Without a doubt, the discovery of penicillin and consequently, antibiotics was one of the greatest health achievements of the 20thcentury. From Alexander Fleming’s initial finding of a mold juice that could kill harmful bacteria, to the large-scale production of penicillin during WWII, antibiotics have become a necessity in health care treatment today.4 While today, the use of antibiotics as appropriate therapy for bacterial infections is standard, there is a developing complacency that has the potential to disrupt the entire frame of health care.
From a pharmacy-based perspective in an ideal world, antibiotic use in general would be reserved for only after identification of the offending agent in order to minimize unnecessary exposure of antimicrobial mechanisms to bacteria. Essentially, when treating a bacterial infection, what doesn’t completely eradicate it can make it stronger. Bacteria reproduce at an exponentially fast rate and with each generation comes new genes, genes that can code for resistance to certain antibiotics. This process is known as acquired resistance, where a bacterium that has been sensitive to antibiotics develops resistance through either mutation or by acquisition of new DNA.1 This was a gross oversimplification of antibiotic resistance, however, the principle of it is that overuse of antibiotics can lead to the growth of “superbugs”, antibiotic-resistant threats that remain extremely difficult to control. Some examples of these as stated by the Center for Disease Control (CDC) are Carbapenem-resistant Enterobacteriaceae (CRE), Methicillin-resistant Staphylcoccus aureus (MRSA), Extended-spectrum B-lactamase producing Enterobacteriaceae, Vancomycin-resistant Enteroccus (VRE), Multi-drug resistant Pseudomonas aeruginosa, and Multi-drug resistant Acinetobacter.3 These are bacteria that have already been seen in health centers throughout the United States and present a great threat to mortality.
A study from 1996 published in JAMA surmised that the multiresistant organisms currently surveyed could be a grim warning of the possibility of the post antibiotic era without judicious use of antibiotics.2 To think that there is no doubt that without a future plan on the widespread use of antibiotics, the human species will face unprecedented consequences. One of the first steps to combat this is to identify the problem and start a discussion among all parties involved in healthcare in order to spread awareness.
As a fellow of VCHI, I along with other health care stakeholders in Virginia are committed to improving our health care system in order to better serve patients. Recently, VCHI utilized the Milliman MedInsight Health Waste Calculator in conjunction with the Virginia All-Payer Claims Database to develop a report that identifies health care services deemed to be low-value by the Choosing Wisely initiative. The 2016 report will be published in the near future and addresses low-value measures such as the ordering of antibiotics for adenoviral conjunctivitis, imaging for low back pain within the first 6 weeks of pain, and one especially pertinent measure: the prescription of oral antibiotics for patients with upper respiratory tract infections or ear infections. There is clearly a connection between low-value care and financial savings and some measures such as “prescribing of oral antibiotics for viral infection” have much farther implications into things such as the growth of antimicrobial resistance itself. Look out for the 2016 Virginia Low Value Services Report as it should prove to be a useful tool in creating dialogue between provides and patients on the value of health care services and the consequence certain measures can have on Virginia and the nation.

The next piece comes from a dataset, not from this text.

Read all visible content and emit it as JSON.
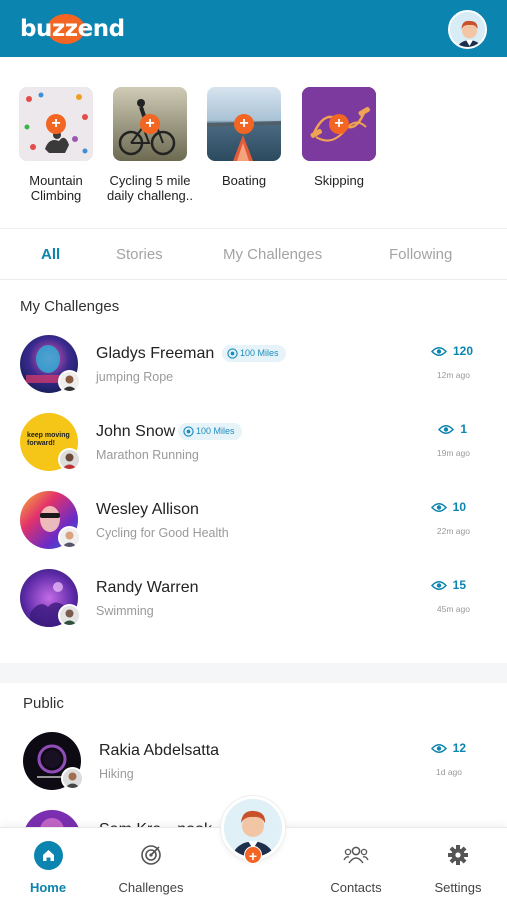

- Hawkey PM. The origins and molecular basis of antibiotic resistance. BMJ. 1998;317(7159):657-60.
- Tenover FC, Hughes JM. The challenges of emerging infectious diseases. Development and spread of multiply-resistant bacterial pathogens. JAMA. 1996;275(4):300-4.